Now remind me, what was the original idea for a sport-utility vehicle ... driving off the road? Mercedes-Benz was only too happy to oblige and sent us into a unused quarry with a selection of GLE350s. While customers were able to order an off-road package in the previous ML models, MBUSA says the take rate wasn’t staggeringly high.

We found that difficult to understand though, after driving two hours in the capable GLEs up and down steep inclines approaching 45-degree slopes. The electronic transfer case included in the off-road package allows for speeds as low as 2 mph to be selected for downhill driving without using brakes. From a quarry to an opera, we are convinced there is no place a GLE – with correct specs – would not be able to travel.

The GLE lineup will be available at North American dealers in late August, with prices starting at $51,100 for the 2-wheel-drive GLE350, $64,600 for the GLE400 4Matic and up to $107,100 for the GLE63 S AMG. The GLE Coupes will be also be available in August; prices have yet to be announced.
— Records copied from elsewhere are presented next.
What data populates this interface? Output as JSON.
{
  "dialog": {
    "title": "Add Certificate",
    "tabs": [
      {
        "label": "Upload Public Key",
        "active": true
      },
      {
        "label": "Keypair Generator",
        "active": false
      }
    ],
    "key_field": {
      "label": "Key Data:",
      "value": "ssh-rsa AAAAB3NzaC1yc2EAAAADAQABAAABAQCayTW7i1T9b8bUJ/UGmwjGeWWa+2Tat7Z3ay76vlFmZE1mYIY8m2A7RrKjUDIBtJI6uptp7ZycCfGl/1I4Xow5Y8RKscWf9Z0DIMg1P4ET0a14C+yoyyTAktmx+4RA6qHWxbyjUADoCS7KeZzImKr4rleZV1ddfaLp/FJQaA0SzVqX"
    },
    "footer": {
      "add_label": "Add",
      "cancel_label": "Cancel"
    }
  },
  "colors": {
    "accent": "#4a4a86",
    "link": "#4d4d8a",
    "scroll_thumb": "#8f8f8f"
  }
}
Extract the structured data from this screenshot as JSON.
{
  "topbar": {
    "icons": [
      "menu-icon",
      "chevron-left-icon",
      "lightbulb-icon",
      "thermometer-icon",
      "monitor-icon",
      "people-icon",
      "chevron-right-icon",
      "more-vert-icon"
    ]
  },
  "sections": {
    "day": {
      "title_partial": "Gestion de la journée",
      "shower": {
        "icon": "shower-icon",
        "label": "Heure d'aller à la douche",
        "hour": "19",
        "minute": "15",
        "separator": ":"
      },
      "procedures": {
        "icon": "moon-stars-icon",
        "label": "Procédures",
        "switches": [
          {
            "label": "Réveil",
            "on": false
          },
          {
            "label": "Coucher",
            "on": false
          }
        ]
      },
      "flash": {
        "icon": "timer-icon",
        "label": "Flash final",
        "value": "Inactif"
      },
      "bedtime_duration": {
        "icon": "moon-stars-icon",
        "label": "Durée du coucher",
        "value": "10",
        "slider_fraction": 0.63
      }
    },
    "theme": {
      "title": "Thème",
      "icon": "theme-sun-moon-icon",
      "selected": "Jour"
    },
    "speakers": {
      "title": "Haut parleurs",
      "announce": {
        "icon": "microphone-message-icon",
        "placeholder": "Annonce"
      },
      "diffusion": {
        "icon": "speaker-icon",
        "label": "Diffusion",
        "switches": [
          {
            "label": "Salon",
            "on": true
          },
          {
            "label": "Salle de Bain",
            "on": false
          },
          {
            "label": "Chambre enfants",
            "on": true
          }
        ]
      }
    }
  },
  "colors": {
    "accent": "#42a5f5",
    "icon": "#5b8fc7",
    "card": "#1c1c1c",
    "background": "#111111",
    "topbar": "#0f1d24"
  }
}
The hybrid will be available in zero-emissions states in early September; those prices, too, not yet announced.


2016 GLE63 S 4Matic Coupe
ENGINE: AMG 5.5-liter  Biturbo V-8
HORSEPOWER: 577  TORQUE: 561 lb-ft
TRANSMISSION: AMG Speedshift Plus 7G-Tronic
LENGTH: 190 in  HEIGHT: 71.5 in
ACCELERATION: 0-62 mph 4.2 sec TOP SPEED: (limited) 155 mph

2016 GLE450 AMG 4Matic Coupe
ENGINE: 3-liter Twin-turbo V-6
HORSEPOWER: 362  TORQUE: 384 lb-ft
TRANSMISSION: 9G-Tronic 9-speed automatic
LENGTH: 190 in  HEIGHT:  71.5 in

2016 GLE400 4Matic C-Pillar SUV
ENGINE: 3-liter Twin-turbo V-6
HORSEPOWER: 329  TORQUE: 354 lb-ft
TRANSMISSION: 7G-Tronic 7-speed automatic
LENGTH: 190 in  HEIGHT:  72 in